When James was a boy he was faster than a speeding jet.Â Itâ€™s true. Never lost a race. Not once. And there were plenty.
He was nine at the time and lived in a mid-Wilshire area building whose apartments faced each other across a narrow courtyard that ran from the tops of steps up from the street out to the back where the garage was.
Usually He hung out with either Danny from across the street, or with Suz who lived with her Austrian mom and dad in the same building. Danny, who liked to steal Hershey bars from the market around the corner and brag about it, once fingered him for a window he had broken in a building down the street. Got James in a lot of trouble. But not to let a bad deed go unpunished, he ratted him out to the marketâ€™s manager, telling him it wouldnâ€™t be a bad idea to keep an eye on Danny around the candy aisle. Less than a week later he was busted trying to lift. Manager called the cops and had him arrested and everything. Suz was tomboy cute and whenever James’d make her mad â€” which was often â€” she used to call him a rubber pig in Germanâ€¦ which sounded something like â€œgoo-me-shwine.”
The way it worked was that if James happened to have been playing by himself outside around the front of the building, at the sound of an airliner roaring from the east so far up that it was practically just a dot against the endless blue sky, he would drop whatever it was that I was doing and rush to lineup at my designated starting line at the top of the steps. There he would wait until the plane was exactly directly overhead, and then heâ€™d take off and run for all he was worth to the garage in the back, flying down the grassy median with the units flashing by on either side of him.
When heâ€™d get there James’d look up and without fail, and the plane would be just a split second behind him.
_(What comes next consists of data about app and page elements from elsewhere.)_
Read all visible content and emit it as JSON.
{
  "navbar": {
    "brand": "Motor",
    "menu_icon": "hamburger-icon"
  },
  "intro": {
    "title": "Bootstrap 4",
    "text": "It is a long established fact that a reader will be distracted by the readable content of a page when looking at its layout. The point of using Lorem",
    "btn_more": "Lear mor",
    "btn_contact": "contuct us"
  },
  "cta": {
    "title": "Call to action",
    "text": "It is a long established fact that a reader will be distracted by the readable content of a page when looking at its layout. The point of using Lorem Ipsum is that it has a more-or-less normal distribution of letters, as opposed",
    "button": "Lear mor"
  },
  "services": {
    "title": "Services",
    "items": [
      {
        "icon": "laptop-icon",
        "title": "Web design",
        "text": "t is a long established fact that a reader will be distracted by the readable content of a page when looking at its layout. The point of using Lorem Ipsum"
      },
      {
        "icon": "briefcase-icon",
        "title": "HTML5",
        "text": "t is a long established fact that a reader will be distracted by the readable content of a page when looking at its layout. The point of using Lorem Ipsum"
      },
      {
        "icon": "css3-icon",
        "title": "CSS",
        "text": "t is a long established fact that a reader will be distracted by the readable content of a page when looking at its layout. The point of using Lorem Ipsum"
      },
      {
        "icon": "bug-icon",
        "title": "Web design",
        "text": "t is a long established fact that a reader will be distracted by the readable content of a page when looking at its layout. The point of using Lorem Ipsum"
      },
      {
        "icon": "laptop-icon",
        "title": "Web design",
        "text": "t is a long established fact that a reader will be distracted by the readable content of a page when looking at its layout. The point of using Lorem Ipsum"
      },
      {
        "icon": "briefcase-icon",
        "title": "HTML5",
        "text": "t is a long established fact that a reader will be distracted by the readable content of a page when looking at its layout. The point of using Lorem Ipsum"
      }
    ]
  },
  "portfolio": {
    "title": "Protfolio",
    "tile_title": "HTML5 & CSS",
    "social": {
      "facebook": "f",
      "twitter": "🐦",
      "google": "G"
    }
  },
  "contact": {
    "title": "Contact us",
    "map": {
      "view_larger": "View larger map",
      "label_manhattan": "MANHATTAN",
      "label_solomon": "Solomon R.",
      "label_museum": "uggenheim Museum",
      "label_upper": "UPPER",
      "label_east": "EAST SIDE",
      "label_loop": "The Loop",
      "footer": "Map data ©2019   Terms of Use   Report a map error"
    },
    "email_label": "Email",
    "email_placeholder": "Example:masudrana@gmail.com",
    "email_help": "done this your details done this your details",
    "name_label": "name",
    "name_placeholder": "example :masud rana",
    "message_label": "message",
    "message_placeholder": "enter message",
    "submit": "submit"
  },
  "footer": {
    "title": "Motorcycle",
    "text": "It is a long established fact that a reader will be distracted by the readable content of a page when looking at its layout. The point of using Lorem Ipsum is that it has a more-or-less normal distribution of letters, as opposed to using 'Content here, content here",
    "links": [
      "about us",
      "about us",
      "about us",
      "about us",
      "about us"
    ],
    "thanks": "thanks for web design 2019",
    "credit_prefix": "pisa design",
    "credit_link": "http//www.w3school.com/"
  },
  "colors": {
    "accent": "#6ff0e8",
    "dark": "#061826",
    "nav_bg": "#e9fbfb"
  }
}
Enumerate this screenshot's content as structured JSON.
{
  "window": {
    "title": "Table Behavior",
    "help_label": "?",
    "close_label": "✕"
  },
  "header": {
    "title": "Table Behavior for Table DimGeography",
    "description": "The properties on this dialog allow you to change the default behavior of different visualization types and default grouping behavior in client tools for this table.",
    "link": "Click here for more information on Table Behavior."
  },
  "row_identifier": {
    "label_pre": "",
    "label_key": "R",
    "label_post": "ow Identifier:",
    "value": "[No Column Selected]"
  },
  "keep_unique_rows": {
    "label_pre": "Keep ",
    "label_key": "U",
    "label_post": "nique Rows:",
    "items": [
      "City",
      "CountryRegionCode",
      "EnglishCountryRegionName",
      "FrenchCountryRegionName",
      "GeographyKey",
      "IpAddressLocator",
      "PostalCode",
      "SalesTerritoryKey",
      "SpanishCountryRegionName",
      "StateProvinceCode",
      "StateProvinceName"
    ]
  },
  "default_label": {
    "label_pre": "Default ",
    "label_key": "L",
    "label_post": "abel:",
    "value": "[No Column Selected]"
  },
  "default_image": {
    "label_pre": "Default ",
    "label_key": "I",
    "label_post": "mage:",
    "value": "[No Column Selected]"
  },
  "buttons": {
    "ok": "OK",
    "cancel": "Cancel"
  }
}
Sometimes heâ€™d even give them a head start, but always catch and pass them. Always.